School Choice Arguments Based on Economic Theory
Perhaps the most common argument for school choice is based on the logic of economic Monetarism. Monetarism is a school of economics founded by Milton Friedman which argues for a free market economy. Friedman's argument for school choice was that in the market competition leads to improvement in products and services. So it would be if schools were put in the position of competing for students.
Critics of school choice, however, argue that rather than improve delivery of services, choice leads to a diversion of funds from public schools. This leads to an unfair advantage for corporate and church-run schools. Further, taxpayer dollars are paying for private school education and, in the process, neglect public schools. Critics argue that for high-quality education to be available to all, the public must work to protect public education.
Others argue against the economic Monetarism theory. They claim there is no empirical evidence showing that school choice supports competition. Rather the argument made is because charter schools are unregulated, they do not find it necessary to follow a basic curriculum. This alone does not foster competition.
School Choice Arguments Based on Parental Choice
The second argument for school choice is based on the free market of delivery of services. If there is competition in the marketplace then delivery of services improves. Parents, therefore, should have the right to remove their child from low-performing schools. They ought to be able to place them in schools of their choice. In this argument, performance is based on the school's showing on test scores.
Critics argue that standardized tests do not accurately measure performance. They are one measure for sure, but not the only measure that should count. Standardized tests, they argue, correlate best with IQ tests and are not a measure of learning. They also argue the standardized test rests on an assumption that learning is linear. Educators, however, know that learning is anything but linear.

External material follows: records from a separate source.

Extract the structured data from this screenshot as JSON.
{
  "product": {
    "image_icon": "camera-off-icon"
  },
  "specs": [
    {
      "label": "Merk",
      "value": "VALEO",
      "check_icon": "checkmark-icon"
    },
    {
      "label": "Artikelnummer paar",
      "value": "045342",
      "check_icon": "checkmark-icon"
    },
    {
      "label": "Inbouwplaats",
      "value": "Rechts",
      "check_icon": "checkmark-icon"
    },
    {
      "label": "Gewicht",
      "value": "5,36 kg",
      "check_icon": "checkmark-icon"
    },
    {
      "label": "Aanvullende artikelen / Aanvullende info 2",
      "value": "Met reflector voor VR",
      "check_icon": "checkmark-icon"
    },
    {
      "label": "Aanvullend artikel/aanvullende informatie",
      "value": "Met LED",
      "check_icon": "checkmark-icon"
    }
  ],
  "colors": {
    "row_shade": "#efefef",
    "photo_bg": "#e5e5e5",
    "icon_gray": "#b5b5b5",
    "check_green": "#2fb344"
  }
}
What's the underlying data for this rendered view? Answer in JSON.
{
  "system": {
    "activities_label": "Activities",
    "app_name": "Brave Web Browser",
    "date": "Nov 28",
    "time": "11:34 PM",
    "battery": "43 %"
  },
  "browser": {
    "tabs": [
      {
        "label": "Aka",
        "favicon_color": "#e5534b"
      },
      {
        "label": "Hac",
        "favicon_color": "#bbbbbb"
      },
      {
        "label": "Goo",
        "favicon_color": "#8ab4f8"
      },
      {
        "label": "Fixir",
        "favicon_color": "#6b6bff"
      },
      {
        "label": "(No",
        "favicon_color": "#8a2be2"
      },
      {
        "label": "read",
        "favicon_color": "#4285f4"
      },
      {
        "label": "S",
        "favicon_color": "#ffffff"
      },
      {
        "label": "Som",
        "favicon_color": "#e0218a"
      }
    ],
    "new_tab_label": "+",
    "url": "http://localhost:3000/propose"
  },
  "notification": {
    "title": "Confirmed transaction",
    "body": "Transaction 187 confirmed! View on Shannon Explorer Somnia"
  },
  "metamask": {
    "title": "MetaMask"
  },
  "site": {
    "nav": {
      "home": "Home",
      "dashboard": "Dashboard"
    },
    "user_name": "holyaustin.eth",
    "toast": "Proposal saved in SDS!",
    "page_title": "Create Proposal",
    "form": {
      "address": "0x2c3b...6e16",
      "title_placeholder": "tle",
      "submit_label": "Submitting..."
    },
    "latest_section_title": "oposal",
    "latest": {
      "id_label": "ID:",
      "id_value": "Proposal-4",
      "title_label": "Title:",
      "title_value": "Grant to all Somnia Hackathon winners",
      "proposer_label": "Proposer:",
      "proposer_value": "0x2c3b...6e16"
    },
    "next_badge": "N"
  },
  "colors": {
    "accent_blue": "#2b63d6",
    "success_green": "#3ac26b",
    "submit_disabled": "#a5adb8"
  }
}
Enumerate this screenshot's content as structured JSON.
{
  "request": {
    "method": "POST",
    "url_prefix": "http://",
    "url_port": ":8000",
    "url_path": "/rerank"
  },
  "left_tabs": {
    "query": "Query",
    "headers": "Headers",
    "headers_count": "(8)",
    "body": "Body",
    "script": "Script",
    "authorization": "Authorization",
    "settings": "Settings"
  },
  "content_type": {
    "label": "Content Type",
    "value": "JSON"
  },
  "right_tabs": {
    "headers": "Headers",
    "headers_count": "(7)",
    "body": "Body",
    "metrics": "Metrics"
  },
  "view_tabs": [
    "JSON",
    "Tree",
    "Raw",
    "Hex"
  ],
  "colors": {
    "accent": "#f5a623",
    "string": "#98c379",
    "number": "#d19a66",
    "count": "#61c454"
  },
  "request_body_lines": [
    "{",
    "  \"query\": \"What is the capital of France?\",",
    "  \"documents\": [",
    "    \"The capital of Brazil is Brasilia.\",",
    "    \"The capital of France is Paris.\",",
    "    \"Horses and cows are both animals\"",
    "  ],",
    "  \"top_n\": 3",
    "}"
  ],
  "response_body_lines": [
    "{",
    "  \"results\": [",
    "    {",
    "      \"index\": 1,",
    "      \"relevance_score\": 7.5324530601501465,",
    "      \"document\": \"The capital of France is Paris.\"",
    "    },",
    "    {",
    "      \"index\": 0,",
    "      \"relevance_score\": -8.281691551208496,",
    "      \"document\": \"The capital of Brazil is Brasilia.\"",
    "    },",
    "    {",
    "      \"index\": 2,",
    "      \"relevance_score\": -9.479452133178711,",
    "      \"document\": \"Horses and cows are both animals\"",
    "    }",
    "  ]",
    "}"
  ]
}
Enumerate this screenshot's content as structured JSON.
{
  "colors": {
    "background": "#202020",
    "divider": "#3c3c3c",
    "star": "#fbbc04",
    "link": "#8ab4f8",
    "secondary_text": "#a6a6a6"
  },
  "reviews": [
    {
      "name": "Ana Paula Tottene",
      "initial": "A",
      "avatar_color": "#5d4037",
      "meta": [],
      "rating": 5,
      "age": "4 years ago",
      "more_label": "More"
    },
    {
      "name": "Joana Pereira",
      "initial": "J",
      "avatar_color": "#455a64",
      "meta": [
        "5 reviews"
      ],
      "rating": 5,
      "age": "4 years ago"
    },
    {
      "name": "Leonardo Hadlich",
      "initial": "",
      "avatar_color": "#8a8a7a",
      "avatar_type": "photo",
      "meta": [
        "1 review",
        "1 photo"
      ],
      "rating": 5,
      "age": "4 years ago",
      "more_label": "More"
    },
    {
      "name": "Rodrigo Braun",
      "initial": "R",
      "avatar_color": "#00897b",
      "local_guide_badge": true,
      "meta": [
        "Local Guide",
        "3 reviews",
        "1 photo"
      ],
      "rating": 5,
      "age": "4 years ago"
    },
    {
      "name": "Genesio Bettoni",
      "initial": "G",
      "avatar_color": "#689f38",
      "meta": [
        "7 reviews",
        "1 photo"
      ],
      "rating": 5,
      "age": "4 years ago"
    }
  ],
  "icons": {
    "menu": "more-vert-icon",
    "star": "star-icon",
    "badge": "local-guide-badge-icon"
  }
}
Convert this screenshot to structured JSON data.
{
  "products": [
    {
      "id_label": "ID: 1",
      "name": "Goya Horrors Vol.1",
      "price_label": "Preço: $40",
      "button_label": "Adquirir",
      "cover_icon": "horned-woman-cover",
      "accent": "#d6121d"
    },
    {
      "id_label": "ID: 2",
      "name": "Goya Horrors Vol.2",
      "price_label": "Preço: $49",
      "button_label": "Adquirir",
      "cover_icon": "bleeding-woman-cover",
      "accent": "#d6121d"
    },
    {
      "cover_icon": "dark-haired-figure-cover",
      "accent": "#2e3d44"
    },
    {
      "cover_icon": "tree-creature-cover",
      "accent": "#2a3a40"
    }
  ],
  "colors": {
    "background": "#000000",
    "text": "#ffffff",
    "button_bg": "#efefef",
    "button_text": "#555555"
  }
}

Still, others argue that parents are generally ill-equipped to make a choice of schools as a matter of competition. They may wish to send their children to a religious school in which case, they select a school that is connected to their domination. They may have money enough to send their child to an expensive prep school. But to make a choice based on school performance is generally beyond their expertise.
School Choice Arguments and Empirical Evidence
It seems the best way to tackle the problem of school choice is to take a look at the evidence from independent studies. Economic theory, to use the creationist argument, is only a theory. What makes a theory so robust is that scientists perform studies to validate the theory's predictions. If the theory holds, it is due to the studies that affirm the predictions. If studies do not affirm, the theory is flawed and should be abandoned. Not only are studies done, but they are subject to repetition. When reliable and valid studies find that a prediction does not hold, the theory is no longer considered viable.
Results of studies should be consistent to validate a theoretical position. This means that the vast majority of studies must affirm, upwards of 95%. Studies done with school choice theory in mind tend to be quite mixed with some affirming and a larger number denying the theory. So the questions I will discuss in the next essays will be more to the empirical side. Just what does the science or social science have to say about school choice.